- Players of the game are Vyacheslav Fetisov for the USSR and Dale Hawerchuk for Canada. Rick Tocchet is the Five Minutes for Fighting Underrated Player of the Game.
- Allan Eagleson is presenting the Canada Cup trophy and he's being booed like he's Gary Bettman. These fans don't even know he's pilfering money from the players at every chance he gets and they already hate him. He takes a while to let Gretzky take the trophy, presumably because he's wondering if he'll get more money by pawning it or melting it down and selling the nickel.
- The players each get a chance to parade around with the trophy and Michael Burgess comes back out to sing the Canadian national anthem, which might just be the most demoralizing part of losing for the Soviets. The crowd helps him sing it and all is right with the world.
0:26 - Sergei Makarov 7 (Vladimir Krutov)
7:04 - Alexei Gusarov 1
8:00 - Viacheslav Fetisov 2 (Sergei Makarov)
9:50 - Rick Tocchet 3 (Larry Murphy, Michel Goulet)

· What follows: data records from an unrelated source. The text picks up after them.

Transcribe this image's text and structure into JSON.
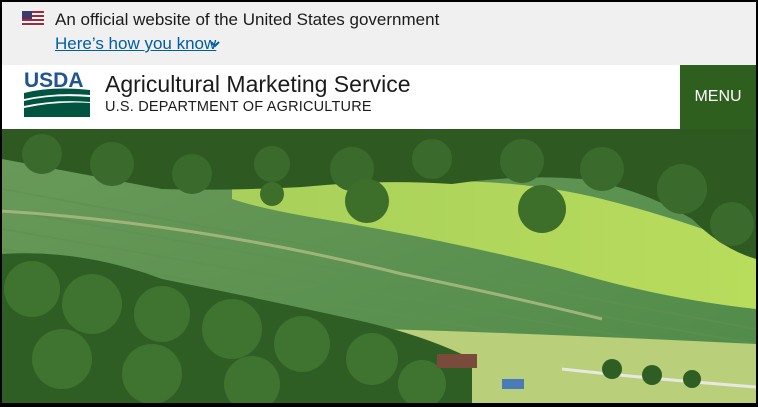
{
  "gov_banner": {
    "official_text": "An official website of the United States government",
    "how_link": "Here’s how you know"
  },
  "header": {
    "agency_name": "Agricultural Marketing Service",
    "department": "U.S. DEPARTMENT OF AGRICULTURE",
    "menu_label": "MENU",
    "logo_text": "USDA"
  },
  "colors": {
    "banner_bg": "#f0f0f0",
    "link": "#005ea2",
    "menu_bg": "#2e5f1f",
    "usda_green": "#005440",
    "usda_blue": "#205493"
  },
  "icons": {
    "flag": "us-flag-icon",
    "chevron": "chevron-down-icon"
  },
  "hero": {
    "description": ""
  }
}
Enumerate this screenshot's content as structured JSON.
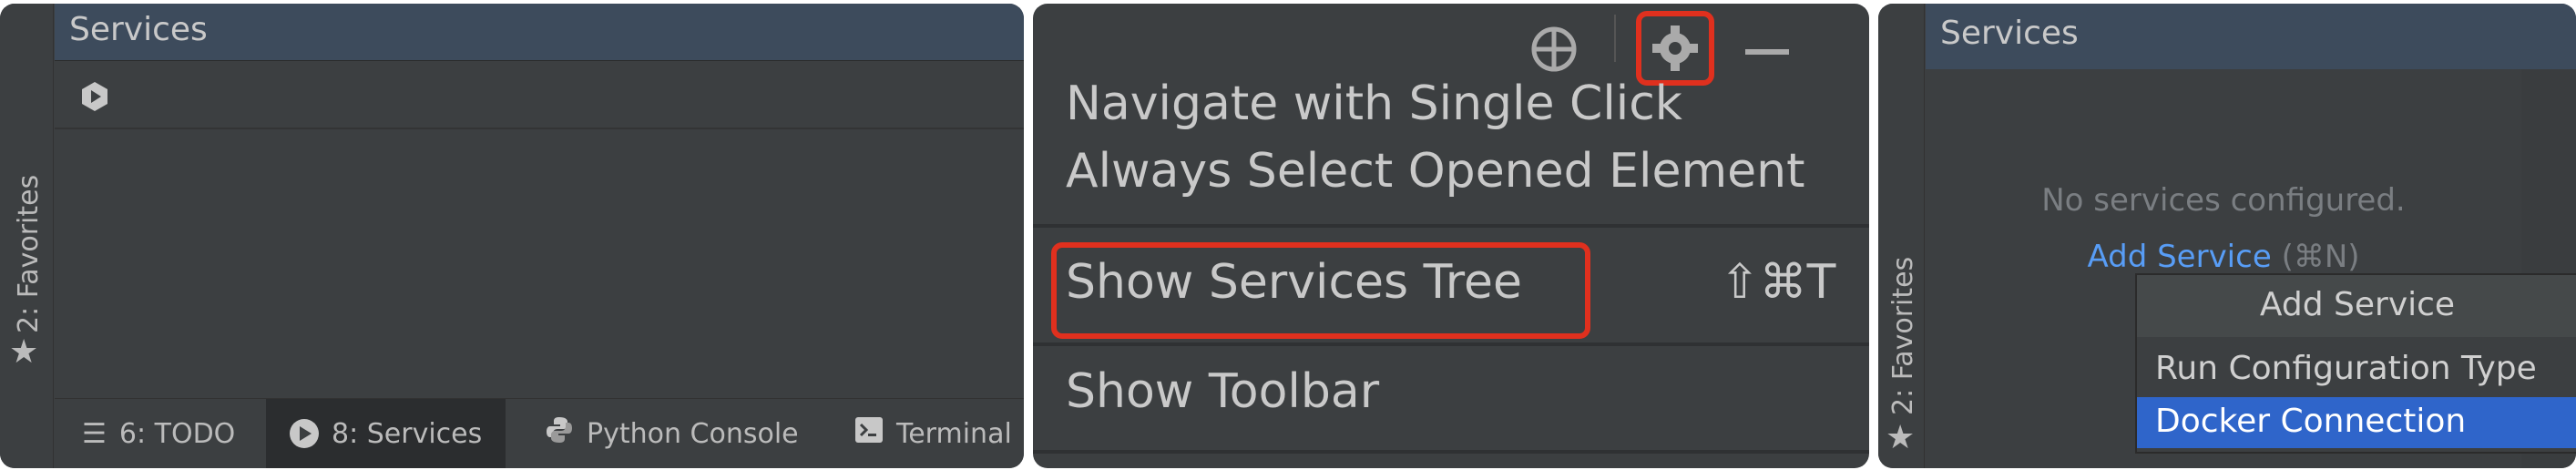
{
  "panel1": {
    "strip_label": "2: Favorites",
    "header_title": "Services",
    "bottom_tabs": [
      {
        "label": "6: TODO",
        "icon": "list-icon"
      },
      {
        "label": "8: Services",
        "icon": "run-icon"
      },
      {
        "label": "Python Console",
        "icon": "python-icon"
      },
      {
        "label": "Terminal",
        "icon": "terminal-icon"
      }
    ]
  },
  "panel2": {
    "menu": [
      {
        "label": "Navigate with Single Click"
      },
      {
        "label": "Always Select Opened Element"
      },
      {
        "label": "Show Services Tree",
        "shortcut": "⇧⌘T"
      },
      {
        "label": "Show Toolbar"
      }
    ],
    "highlight_color": "#e0301e"
  },
  "panel3": {
    "strip_label": "2: Favorites",
    "header_title": "Services",
    "empty_text": "No services configured.",
    "add_link": "Add Service",
    "add_shortcut": "(⌘N)",
    "popup": {
      "title": "Add Service",
      "items": [
        "Run Configuration Type",
        "Docker Connection"
      ]
    },
    "accent_color": "#2f65ca"
  }
}
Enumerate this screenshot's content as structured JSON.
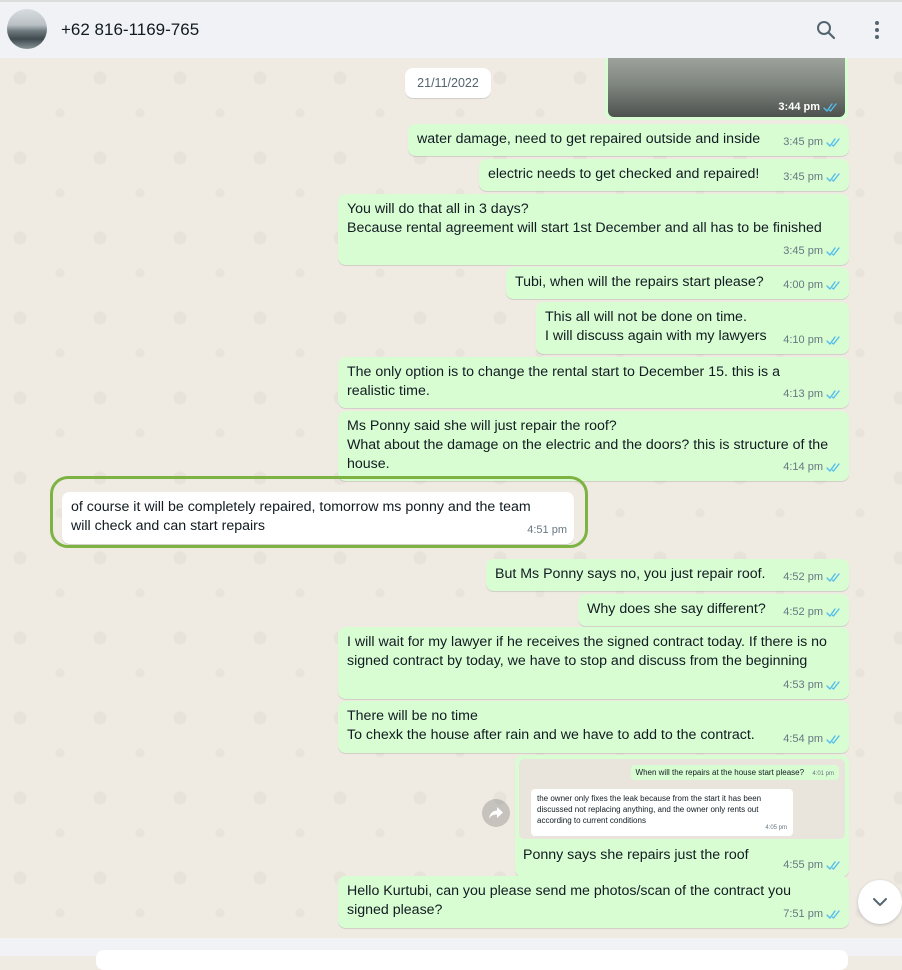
{
  "header": {
    "contact_name": "+62 816-1169-765",
    "icons": [
      "search-icon",
      "menu-icon"
    ]
  },
  "chat": {
    "date_divider": "21/11/2022",
    "image_message": {
      "time": "3:44 pm"
    },
    "messages": [
      {
        "direction": "out",
        "text": "water damage, need to get repaired outside and inside",
        "time": "3:45 pm"
      },
      {
        "direction": "out",
        "text": "electric needs to get checked and repaired!",
        "time": "3:45 pm"
      },
      {
        "direction": "out",
        "text": "You will do that all in 3 days?\nBecause rental agreement will start 1st December and all has to be finished",
        "time": "3:45 pm"
      },
      {
        "direction": "out",
        "text": "Tubi, when will the repairs start please?",
        "time": "4:00 pm"
      },
      {
        "direction": "out",
        "text": "This all will not be done on time.\nI will discuss again with my lawyers",
        "time": "4:10 pm"
      },
      {
        "direction": "out",
        "text": "The only option is to change the rental start to December 15. this is a realistic time.",
        "time": "4:13 pm"
      },
      {
        "direction": "out",
        "text": "Ms Ponny said she will just repair the roof?\nWhat about the damage on the electric and the doors? this is structure of the house.",
        "time": "4:14 pm"
      },
      {
        "direction": "in",
        "text": "of course it will be completely repaired, tomorrow ms ponny and the team will check and can start repairs",
        "time": "4:51 pm"
      },
      {
        "direction": "out",
        "text": "But Ms Ponny says no, you just repair roof.",
        "time": "4:52 pm"
      },
      {
        "direction": "out",
        "text": "Why does she say different?",
        "time": "4:52 pm"
      },
      {
        "direction": "out",
        "text": "I will wait for my lawyer if he receives the signed contract today. If there is no signed contract by today, we have to stop and discuss from the beginning",
        "time": "4:53 pm"
      },
      {
        "direction": "out",
        "text": "There will be no time\nTo chexk the house after rain and we have to add to the contract.",
        "time": "4:54 pm"
      },
      {
        "direction": "out",
        "caption": "Ponny says she repairs just the roof",
        "time": "4:55 pm",
        "screenshot": {
          "out_text": "When will the repairs at the house start please?",
          "out_time": "4:01 pm",
          "in_text": "the owner only fixes the leak because from the start it has been discussed not replacing anything, and the owner only rents out according to current conditions",
          "in_time": "4:05 pm"
        }
      },
      {
        "direction": "out",
        "text": "Hello Kurtubi, can you please send me photos/scan of the contract you signed please?",
        "time": "7:51 pm"
      }
    ]
  },
  "colors": {
    "outgoing_bubble": "#d9fdd3",
    "incoming_bubble": "#ffffff",
    "highlight_border": "#7cb342",
    "read_ticks": "#53bdeb"
  }
}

15:23 - Brian Propp 2 (Brent Sutter, Rick Tocchet)
19:32 - Andrei Khomutov 4
29:30 - Larry Murphy 1 (Mario Lemieux, Wayne Gretzky)
31:06 - Brent Sutter 1 (Doug Crossman, Dale Hawerchuk)
35:32 - Dale Hawerchuk 4 (Brian Propp, Larry Murphy)
52:21 - Alexander Semak 3 (Andrei Lomakin)
58:34 - Mario Lemieux 11 (Wayne Gretzky)
Penalties: USSR: 10 min, Canada: 6 min
Shots: USSR: 23, Canada: 46